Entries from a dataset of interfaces
┌──

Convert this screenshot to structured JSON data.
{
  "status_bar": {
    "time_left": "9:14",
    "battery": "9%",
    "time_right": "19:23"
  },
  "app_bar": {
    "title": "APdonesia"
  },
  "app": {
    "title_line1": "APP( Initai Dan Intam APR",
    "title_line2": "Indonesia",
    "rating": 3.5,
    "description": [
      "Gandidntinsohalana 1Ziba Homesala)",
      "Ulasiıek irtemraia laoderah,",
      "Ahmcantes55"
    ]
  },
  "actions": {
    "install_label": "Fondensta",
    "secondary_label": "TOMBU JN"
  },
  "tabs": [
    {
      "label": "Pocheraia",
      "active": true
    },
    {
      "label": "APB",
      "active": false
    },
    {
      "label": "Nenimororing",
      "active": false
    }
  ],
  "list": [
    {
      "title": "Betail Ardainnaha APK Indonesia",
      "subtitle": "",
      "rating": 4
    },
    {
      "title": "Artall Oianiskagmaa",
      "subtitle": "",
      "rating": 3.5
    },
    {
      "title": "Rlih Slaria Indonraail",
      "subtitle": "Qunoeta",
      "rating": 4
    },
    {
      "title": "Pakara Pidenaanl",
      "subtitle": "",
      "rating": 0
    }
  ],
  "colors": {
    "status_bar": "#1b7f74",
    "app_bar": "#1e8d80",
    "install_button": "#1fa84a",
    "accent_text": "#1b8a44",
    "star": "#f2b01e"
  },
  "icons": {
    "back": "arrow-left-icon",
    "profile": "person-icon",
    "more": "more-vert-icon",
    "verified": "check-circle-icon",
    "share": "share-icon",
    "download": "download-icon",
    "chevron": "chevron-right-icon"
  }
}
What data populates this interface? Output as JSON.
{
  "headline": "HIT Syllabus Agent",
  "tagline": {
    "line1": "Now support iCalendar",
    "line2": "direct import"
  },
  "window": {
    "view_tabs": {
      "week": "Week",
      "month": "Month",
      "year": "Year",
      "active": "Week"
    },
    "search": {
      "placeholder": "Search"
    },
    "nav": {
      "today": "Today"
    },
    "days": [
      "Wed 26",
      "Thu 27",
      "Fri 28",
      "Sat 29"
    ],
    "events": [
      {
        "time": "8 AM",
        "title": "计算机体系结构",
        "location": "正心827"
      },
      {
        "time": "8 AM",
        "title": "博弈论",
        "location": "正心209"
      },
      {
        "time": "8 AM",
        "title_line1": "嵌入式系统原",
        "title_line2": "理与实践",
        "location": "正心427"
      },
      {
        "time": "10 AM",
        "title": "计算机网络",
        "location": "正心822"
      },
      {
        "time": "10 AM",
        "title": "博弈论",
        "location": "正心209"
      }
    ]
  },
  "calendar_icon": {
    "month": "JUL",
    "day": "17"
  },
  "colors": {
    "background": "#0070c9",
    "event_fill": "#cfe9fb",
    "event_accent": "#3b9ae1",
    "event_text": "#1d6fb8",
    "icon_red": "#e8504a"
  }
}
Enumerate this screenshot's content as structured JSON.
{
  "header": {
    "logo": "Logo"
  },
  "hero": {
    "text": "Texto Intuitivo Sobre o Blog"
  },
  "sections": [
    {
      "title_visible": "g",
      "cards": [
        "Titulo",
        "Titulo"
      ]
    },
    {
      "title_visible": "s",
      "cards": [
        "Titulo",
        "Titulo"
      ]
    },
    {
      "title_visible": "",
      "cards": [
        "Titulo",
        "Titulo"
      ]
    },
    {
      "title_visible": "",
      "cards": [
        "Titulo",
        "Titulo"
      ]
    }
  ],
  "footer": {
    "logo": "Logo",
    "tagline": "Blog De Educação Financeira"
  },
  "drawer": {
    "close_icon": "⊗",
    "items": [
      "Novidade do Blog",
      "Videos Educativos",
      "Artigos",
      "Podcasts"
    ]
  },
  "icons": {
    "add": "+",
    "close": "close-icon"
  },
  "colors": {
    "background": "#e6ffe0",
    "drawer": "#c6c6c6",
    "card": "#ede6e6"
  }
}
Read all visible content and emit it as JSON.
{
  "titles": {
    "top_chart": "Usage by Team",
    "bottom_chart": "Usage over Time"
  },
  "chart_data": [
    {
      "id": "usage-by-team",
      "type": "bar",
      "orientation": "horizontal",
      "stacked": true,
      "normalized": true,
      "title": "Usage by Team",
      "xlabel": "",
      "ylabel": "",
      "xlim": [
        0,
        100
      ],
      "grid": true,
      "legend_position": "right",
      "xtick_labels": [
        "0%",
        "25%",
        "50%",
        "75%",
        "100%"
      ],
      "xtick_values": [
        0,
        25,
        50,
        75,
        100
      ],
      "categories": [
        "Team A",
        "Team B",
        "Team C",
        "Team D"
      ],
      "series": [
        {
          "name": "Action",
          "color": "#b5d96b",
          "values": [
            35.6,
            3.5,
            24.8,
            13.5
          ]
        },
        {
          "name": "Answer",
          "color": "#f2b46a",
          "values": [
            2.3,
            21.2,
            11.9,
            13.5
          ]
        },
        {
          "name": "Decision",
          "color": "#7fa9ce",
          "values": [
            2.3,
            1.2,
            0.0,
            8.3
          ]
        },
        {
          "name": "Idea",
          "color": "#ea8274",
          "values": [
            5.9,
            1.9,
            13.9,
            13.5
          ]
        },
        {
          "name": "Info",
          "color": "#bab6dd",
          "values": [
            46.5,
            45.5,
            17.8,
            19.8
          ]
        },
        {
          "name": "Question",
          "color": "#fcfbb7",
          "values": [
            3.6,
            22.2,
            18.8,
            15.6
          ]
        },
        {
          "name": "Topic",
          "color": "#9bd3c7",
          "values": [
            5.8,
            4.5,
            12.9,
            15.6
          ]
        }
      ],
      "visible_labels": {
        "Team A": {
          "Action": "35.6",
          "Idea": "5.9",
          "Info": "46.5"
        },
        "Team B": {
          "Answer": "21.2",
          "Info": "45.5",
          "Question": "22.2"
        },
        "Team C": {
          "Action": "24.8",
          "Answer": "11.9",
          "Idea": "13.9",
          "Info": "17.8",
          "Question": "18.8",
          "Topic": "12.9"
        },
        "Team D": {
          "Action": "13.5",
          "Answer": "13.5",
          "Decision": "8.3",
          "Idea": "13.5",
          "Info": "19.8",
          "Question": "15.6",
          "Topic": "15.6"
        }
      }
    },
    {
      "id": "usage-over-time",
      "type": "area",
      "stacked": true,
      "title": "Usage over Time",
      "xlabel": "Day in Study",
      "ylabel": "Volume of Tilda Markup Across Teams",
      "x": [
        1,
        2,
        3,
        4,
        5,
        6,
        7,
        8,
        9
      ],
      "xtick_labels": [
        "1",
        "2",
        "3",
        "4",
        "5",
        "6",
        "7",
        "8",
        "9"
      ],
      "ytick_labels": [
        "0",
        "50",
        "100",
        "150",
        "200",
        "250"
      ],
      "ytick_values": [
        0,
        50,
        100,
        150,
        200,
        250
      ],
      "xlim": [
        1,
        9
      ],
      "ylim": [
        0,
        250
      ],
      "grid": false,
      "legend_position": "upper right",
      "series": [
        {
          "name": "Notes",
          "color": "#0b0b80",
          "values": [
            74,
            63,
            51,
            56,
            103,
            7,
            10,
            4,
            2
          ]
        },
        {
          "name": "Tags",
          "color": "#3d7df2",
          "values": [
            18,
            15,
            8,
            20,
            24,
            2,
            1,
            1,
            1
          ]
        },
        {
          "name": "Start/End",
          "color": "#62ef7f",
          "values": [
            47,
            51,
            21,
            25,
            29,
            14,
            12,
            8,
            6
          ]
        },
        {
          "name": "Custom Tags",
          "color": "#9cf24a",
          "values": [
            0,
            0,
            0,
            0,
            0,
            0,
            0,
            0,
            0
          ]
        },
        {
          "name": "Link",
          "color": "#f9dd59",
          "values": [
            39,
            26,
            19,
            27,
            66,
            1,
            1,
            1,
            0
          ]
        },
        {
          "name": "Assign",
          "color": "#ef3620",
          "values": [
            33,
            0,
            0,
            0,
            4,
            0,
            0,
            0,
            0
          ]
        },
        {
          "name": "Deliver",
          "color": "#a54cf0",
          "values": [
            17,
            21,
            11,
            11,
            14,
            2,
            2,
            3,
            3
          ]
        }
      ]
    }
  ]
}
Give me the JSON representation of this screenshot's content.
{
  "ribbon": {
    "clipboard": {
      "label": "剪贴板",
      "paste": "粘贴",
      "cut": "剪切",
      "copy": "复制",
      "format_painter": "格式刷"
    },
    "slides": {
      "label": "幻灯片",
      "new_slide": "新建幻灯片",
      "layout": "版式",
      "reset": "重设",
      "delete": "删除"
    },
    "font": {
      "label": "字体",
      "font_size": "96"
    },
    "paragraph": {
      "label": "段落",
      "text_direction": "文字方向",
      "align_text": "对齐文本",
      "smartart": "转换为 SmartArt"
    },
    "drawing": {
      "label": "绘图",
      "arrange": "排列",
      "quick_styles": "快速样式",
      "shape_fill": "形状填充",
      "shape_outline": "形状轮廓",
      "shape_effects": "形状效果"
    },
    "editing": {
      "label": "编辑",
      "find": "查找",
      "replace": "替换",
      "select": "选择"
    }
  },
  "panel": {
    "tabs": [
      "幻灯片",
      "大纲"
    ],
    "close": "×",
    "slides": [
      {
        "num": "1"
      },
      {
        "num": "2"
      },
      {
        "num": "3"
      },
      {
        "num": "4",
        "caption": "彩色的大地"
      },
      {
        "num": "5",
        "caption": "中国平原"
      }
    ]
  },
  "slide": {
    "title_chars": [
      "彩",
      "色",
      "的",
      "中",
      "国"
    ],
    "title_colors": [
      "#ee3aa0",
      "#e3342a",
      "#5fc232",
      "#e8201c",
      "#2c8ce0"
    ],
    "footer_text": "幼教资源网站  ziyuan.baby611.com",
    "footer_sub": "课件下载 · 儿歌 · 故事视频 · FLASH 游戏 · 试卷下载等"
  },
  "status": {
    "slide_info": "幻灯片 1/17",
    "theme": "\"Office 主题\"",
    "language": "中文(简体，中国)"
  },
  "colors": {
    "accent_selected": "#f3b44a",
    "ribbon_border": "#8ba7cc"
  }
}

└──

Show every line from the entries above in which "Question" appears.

          "name": "Question",
          "Question": "22.2"
          "Question": "18.8",
          "Question": "15.6",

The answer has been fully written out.